The Block Editor, also known as the Gutenberg Editor, replaced the Classic Content Editor when WordPress 5.0 was released. There was a great deal of mixed emotion for those who were new to the WordPress platform, as well as those who had been blogging for awhile. In fact, those who have a history with WordPress as their primary blog platform voiced a great deal of disapproval with the new editor.
Since then, writers have asked for some tutorials to help them get a feel for the new editor, which offers some very easy and excellent ways to input a variety of different content into your posts. From lists, pictures, and quotes, to imbedded videos and so much more, you’ll find the ability to quickly add a lot of spice to your posts. That is, if you can figure out how to use it.
In the Classic Editor, the format buttons are very much like those found in Microsoft Word or other writing programs, aligned along the top where they all be seen and looked over. In Block Editor, however, the content can be added per block, with each block being a new type of content. Not only can you add blocks for elements that are primarily considered “common”, but you can also add content via WordPress Plugins. There are plenty of tutorials also available to help you understand the plugins that can affect block content.

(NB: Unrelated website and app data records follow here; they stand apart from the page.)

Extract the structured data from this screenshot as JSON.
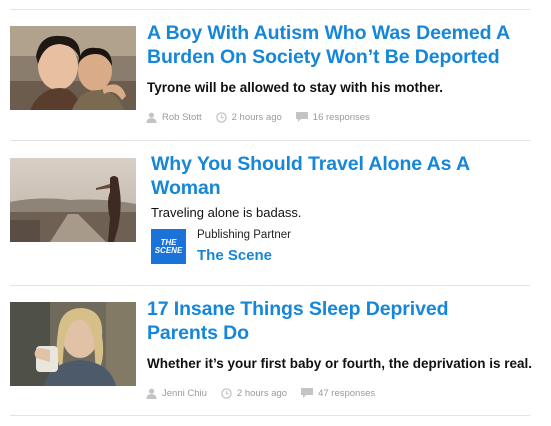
{
  "articles": [
    {
      "title": "A Boy With Autism Who Was Deemed A Burden On Society Won’t Be Deported",
      "dek": "Tyrone will be allowed to stay with his mother.",
      "author": "Rob Stott",
      "time": "2 hours ago",
      "responses": "16 responses"
    },
    {
      "title": "Why You Should Travel Alone As A Woman",
      "dek": "Traveling alone is badass.",
      "partner_label": "Publishing Partner",
      "partner_name": "The Scene",
      "partner_logo_line1": "THE",
      "partner_logo_line2": "SCENE"
    },
    {
      "title": "17 Insane Things Sleep Deprived Parents Do",
      "dek": "Whether it’s your first baby or fourth, the deprivation is real.",
      "author": "Jenni Chiu",
      "time": "2 hours ago",
      "responses": "47 responses"
    }
  ],
  "icons": {
    "author": "person-icon",
    "time": "clock-icon",
    "responses": "speech-bubble-icon"
  },
  "colors": {
    "title": "#1687d8",
    "partner_logo": "#1a73d9",
    "meta": "#9a9a9a"
  }
}
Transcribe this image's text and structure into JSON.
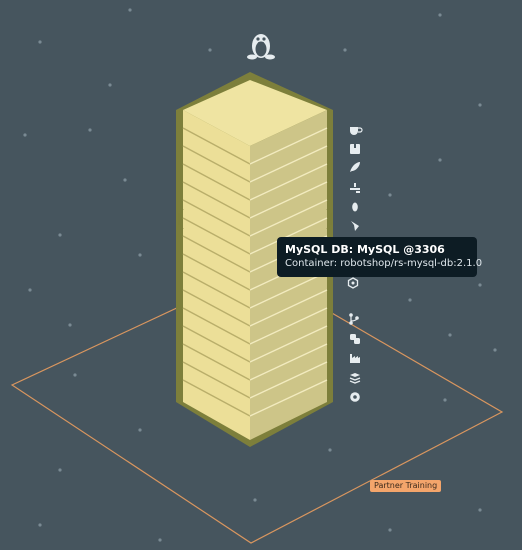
{
  "tooltip": {
    "title": "MySQL DB: MySQL @3306",
    "subtitle": "Container: robotshop/rs-mysql-db:2.1.0"
  },
  "zone": {
    "label": "Partner Training",
    "color": "#f4a56b"
  },
  "colors": {
    "background": "#46555e",
    "block_face": "#e9dd97",
    "block_side": "#cfc787",
    "block_border": "#7d7f3b",
    "tooltip_bg": "#0d1c24"
  },
  "icons": [
    "coffee-icon",
    "package-icon",
    "feather-icon",
    "hands-icon",
    "pill-icon",
    "leaf-icon",
    "hexagon-icon",
    "git-branch-icon",
    "python-icon",
    "factory-icon",
    "stack-icon",
    "gear-icon",
    "linux-icon"
  ]
}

Many of the blocks you can add to your posts makes writing and entering different kinds of information much easier. For example, adding a table to a blog post, prior to the Block Editor, required some kind of plugin that produced tables. Now, it’s as simple as adding a table block, choosing the number of columns you want, and plugging in the content. It’s just that simple.
You can also rearrange your blocks, moving them up or down as you deem necessary, or even adding new blocks in the middle of existing ones. This is especially useful if you want to add photos, sales information, or anything else that crosses your mind. The overall design is meant to create a very flexible way to add content, but you do still have access to the Classic Editor, if you prefer it. However, we do suggest you give Gutenberg an honest try to find out what you could be missing. It could turn out to be your new favorite editor.